TASK TO CARRY OUT: When you copy the records that follow, please keep every word exactly as it is and leave out the pictures.

[Component data from apps and pages]
*** Begin section ***

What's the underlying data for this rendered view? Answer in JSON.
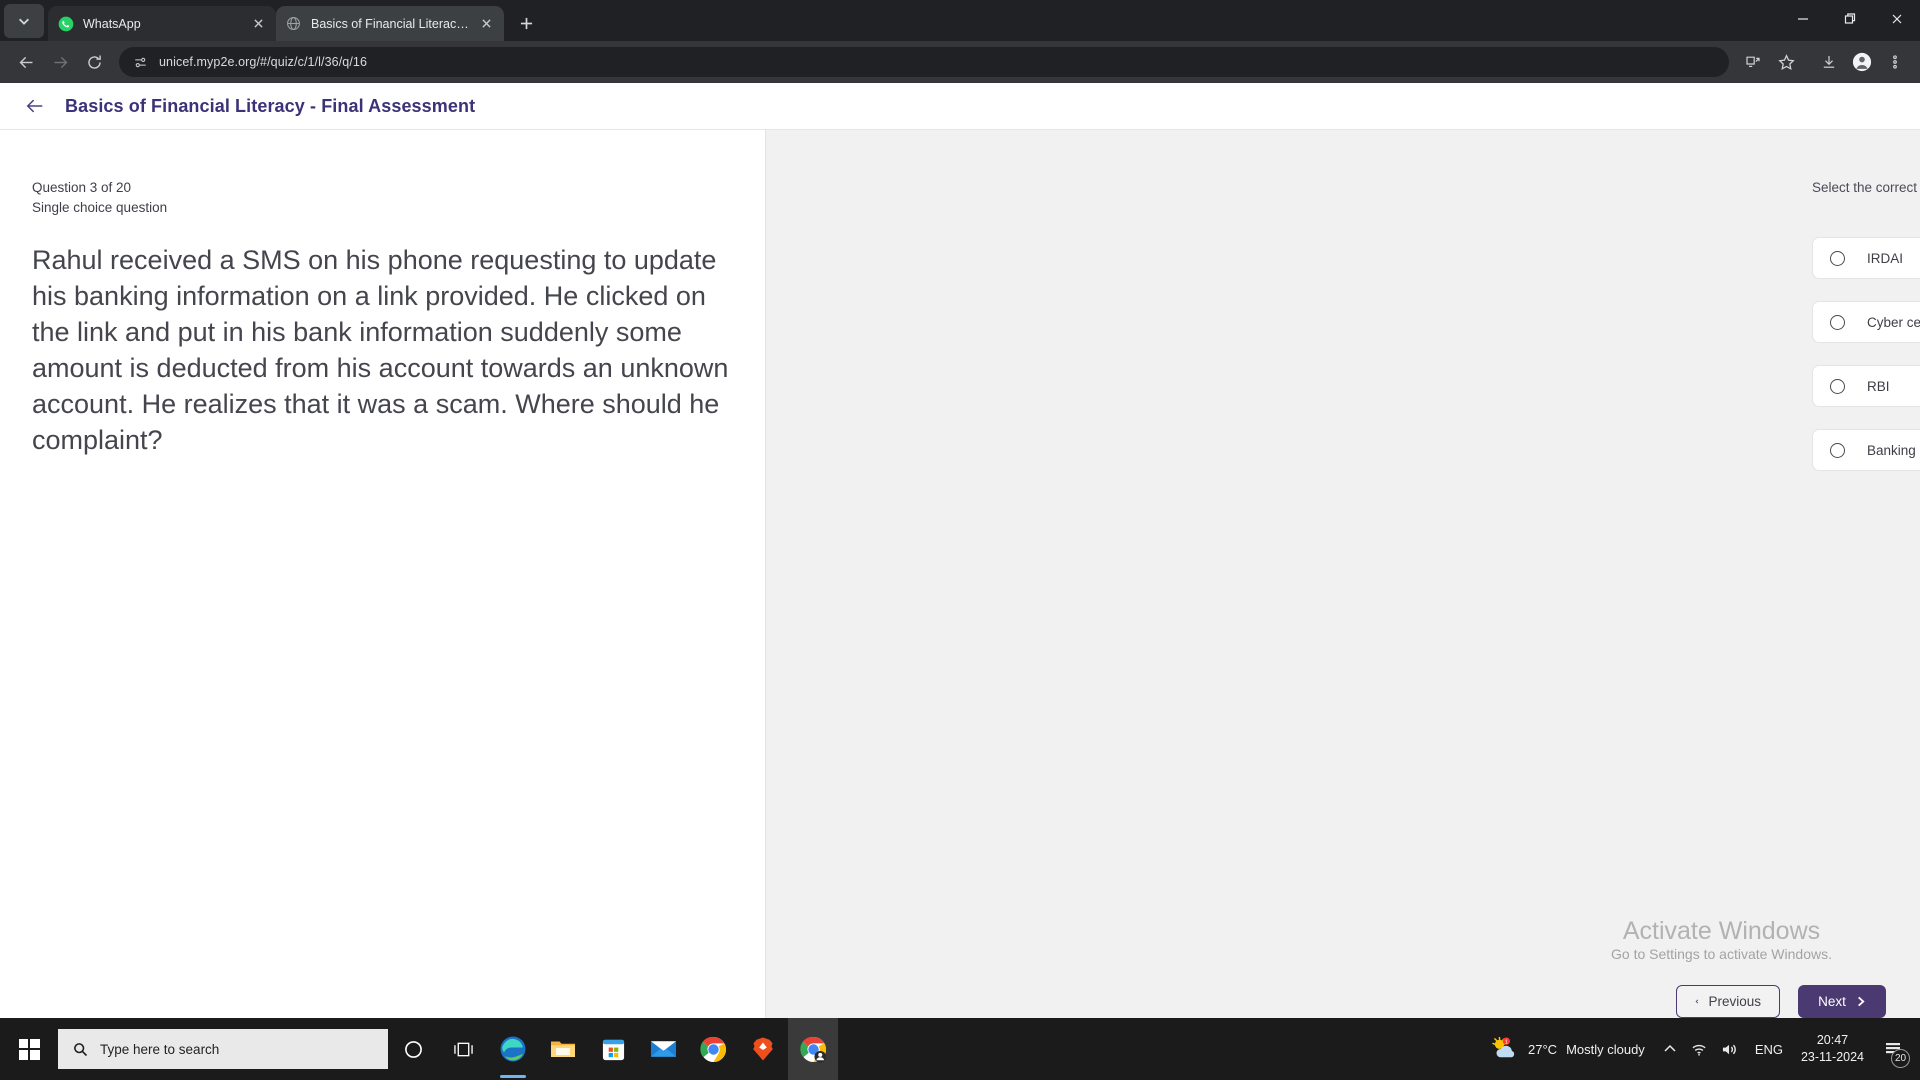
{
  "browser": {
    "tabs": [
      {
        "title": "WhatsApp",
        "favicon": "whatsapp-icon",
        "active": false
      },
      {
        "title": "Basics of Financial Literacy - Fin",
        "favicon": "globe-icon",
        "active": true
      }
    ],
    "new_tab_label": "+",
    "url": "unicef.myp2e.org/#/quiz/c/1/l/36/q/16",
    "toolbar_icons": [
      "install-icon",
      "bookmark-star-icon",
      "download-icon",
      "profile-icon",
      "more-menu-icon"
    ],
    "nav_icons": [
      "back-icon",
      "forward-icon",
      "reload-icon"
    ],
    "window_controls": [
      "minimize-icon",
      "maximize-icon",
      "close-icon"
    ]
  },
  "app": {
    "title": "Basics of Financial Literacy - Final Assessment",
    "back_label": "back-arrow-icon",
    "accent_color": "#3b3277",
    "button_color": "#4b3a72"
  },
  "question": {
    "counter": "Question 3 of 20",
    "type": "Single choice question",
    "text": "Rahul received a SMS on his phone requesting to update his banking information on a link provided. He clicked on the link and put in his bank information suddenly some amount is deducted from his account towards an unknown account. He realizes that it was a scam. Where should he complaint?"
  },
  "answers": {
    "prompt": "Select the correct answer",
    "options": [
      {
        "label": "IRDAI",
        "selected": false
      },
      {
        "label": "Cyber cell",
        "selected": false
      },
      {
        "label": "RBI",
        "selected": false
      },
      {
        "label": "Banking correspondent",
        "selected": false
      }
    ]
  },
  "navigation": {
    "previous_label": "Previous",
    "next_label": "Next"
  },
  "watermark": {
    "line1": "Activate Windows",
    "line2": "Go to Settings to activate Windows."
  },
  "taskbar": {
    "search_placeholder": "Type here to search",
    "apps": [
      "cortana-icon",
      "task-view-icon",
      "edge-icon",
      "file-explorer-icon",
      "microsoft-store-icon",
      "mail-icon",
      "chrome-icon",
      "brave-icon",
      "chrome-active-icon"
    ],
    "tray": {
      "temperature": "27°C",
      "weather": "Mostly cloudy",
      "language": "ENG",
      "time": "20:47",
      "date": "23-11-2024",
      "notification_count": "20"
    }
  }
}
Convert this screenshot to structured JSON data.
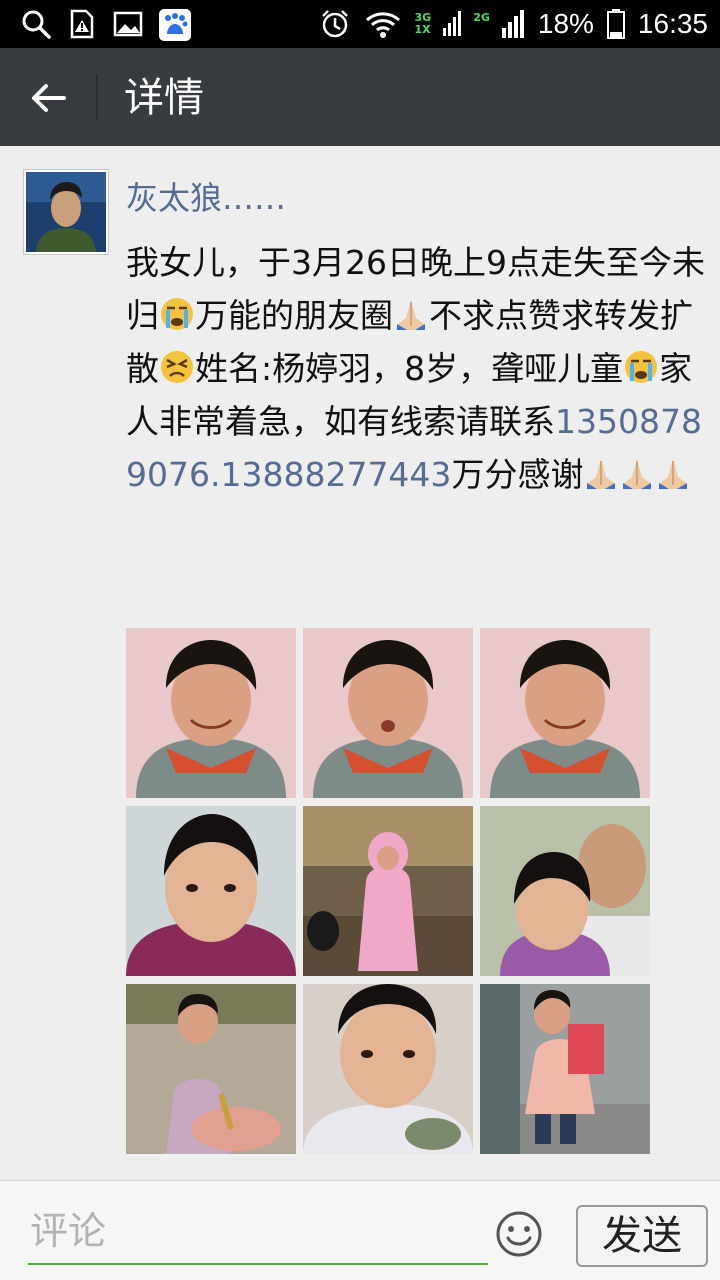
{
  "status_bar": {
    "net_top": "3G",
    "net_bottom": "1X",
    "net2": "2G",
    "battery": "18%",
    "time": "16:35"
  },
  "app_bar": {
    "title": "详情"
  },
  "post": {
    "username": "灰太狼……",
    "text_1": "我女儿，于3月26日晚上9点走失至今未归",
    "text_2": "万能的朋友圈",
    "text_3": "不求点赞求转发扩散",
    "text_4": "姓名:杨婷羽，8岁，聋哑儿童",
    "text_5": "家人非常着急，如有线索请联系",
    "phone": "13508789076.13888277443",
    "text_6": "万分感谢",
    "photo_count": 9
  },
  "comment_bar": {
    "placeholder": "评论",
    "send_label": "发送"
  },
  "colors": {
    "app_bar": "#383b3f",
    "link": "#576b95",
    "accent_green": "#4cb336"
  }
}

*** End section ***

RESPONSE TO THIS TASK:
What's the underlying data for this rendered view? Answer in JSON.
{
  "browser": {
    "tabs": [
      {
        "title": "WhatsApp",
        "favicon": "whatsapp-icon",
        "active": false
      },
      {
        "title": "Basics of Financial Literacy - Fin",
        "favicon": "globe-icon",
        "active": true
      }
    ],
    "new_tab_label": "+",
    "url": "unicef.myp2e.org/#/quiz/c/1/l/36/q/16",
    "toolbar_icons": [
      "install-icon",
      "bookmark-star-icon",
      "download-icon",
      "profile-icon",
      "more-menu-icon"
    ],
    "nav_icons": [
      "back-icon",
      "forward-icon",
      "reload-icon"
    ],
    "window_controls": [
      "minimize-icon",
      "maximize-icon",
      "close-icon"
    ]
  },
  "app": {
    "title": "Basics of Financial Literacy - Final Assessment",
    "back_label": "back-arrow-icon",
    "accent_color": "#3b3277",
    "button_color": "#4b3a72"
  },
  "question": {
    "counter": "Question 3 of 20",
    "type": "Single choice question",
    "text": "Rahul received a SMS on his phone requesting to update his banking information on a link provided. He clicked on the link and put in his bank information suddenly some amount is deducted from his account towards an unknown account. He realizes that it was a scam. Where should he complaint?"
  },
  "answers": {
    "prompt": "Select the correct answer",
    "options": [
      {
        "label": "IRDAI",
        "selected": false
      },
      {
        "label": "Cyber cell",
        "selected": false
      },
      {
        "label": "RBI",
        "selected": false
      },
      {
        "label": "Banking correspondent",
        "selected": false
      }
    ]
  },
  "navigation": {
    "previous_label": "Previous",
    "next_label": "Next"
  },
  "watermark": {
    "line1": "Activate Windows",
    "line2": "Go to Settings to activate Windows."
  },
  "taskbar": {
    "search_placeholder": "Type here to search",
    "apps": [
      "cortana-icon",
      "task-view-icon",
      "edge-icon",
      "file-explorer-icon",
      "microsoft-store-icon",
      "mail-icon",
      "chrome-icon",
      "brave-icon",
      "chrome-active-icon"
    ],
    "tray": {
      "temperature": "27°C",
      "weather": "Mostly cloudy",
      "language": "ENG",
      "time": "20:47",
      "date": "23-11-2024",
      "notification_count": "20"
    }
  }
}
Convert this screenshot to structured JSON data.
{
  "status_bar": {
    "net_top": "3G",
    "net_bottom": "1X",
    "net2": "2G",
    "battery": "18%",
    "time": "16:35"
  },
  "app_bar": {
    "title": "详情"
  },
  "post": {
    "username": "灰太狼……",
    "text_1": "我女儿，于3月26日晚上9点走失至今未归",
    "text_2": "万能的朋友圈",
    "text_3": "不求点赞求转发扩散",
    "text_4": "姓名:杨婷羽，8岁，聋哑儿童",
    "text_5": "家人非常着急，如有线索请联系",
    "phone": "13508789076.13888277443",
    "text_6": "万分感谢",
    "photo_count": 9
  },
  "comment_bar": {
    "placeholder": "评论",
    "send_label": "发送"
  },
  "colors": {
    "app_bar": "#383b3f",
    "link": "#576b95",
    "accent_green": "#4cb336"
  }
}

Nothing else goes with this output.